@user42912: As Mariano said, just show that if $U\subseteq Z$ is open, then $g^{-1}[U]$ is open in $Y^*$. There are just two cases: $a\in U$, and $a\notin U$. If $a\notin U$, then $h^{-1}[U]=q^{-1}[U]$, and you know that $q$ is continuous.
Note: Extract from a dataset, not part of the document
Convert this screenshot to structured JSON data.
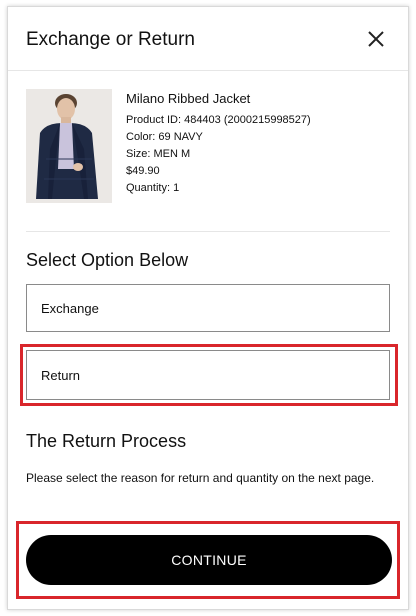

If $a\in U$, use what you know about the quotient map $q$ and what you know about the nbhds of $p$ in the one-point compactification. – Brian M. Scott Oct 1 '12 at 5:40
@user42912: It’s the same thing: $Y$ is open in $X$, so any open cover in $Y$ of a subset of $Y$ is also an open cover in $X$ of that same subset of $Y$. It’s compact in $X$ if and only if it’s compact in $Y$. – Brian M. Scott Oct 4 '12 at 1:53
@user42912: Yes, you can; just pick the right set for $A$. – Brian M. Scott Oct 6 '12 at 0:56
@user42912: Yes, that’s the right $A$. – Brian M. Scott Oct 6 '12 at 20:04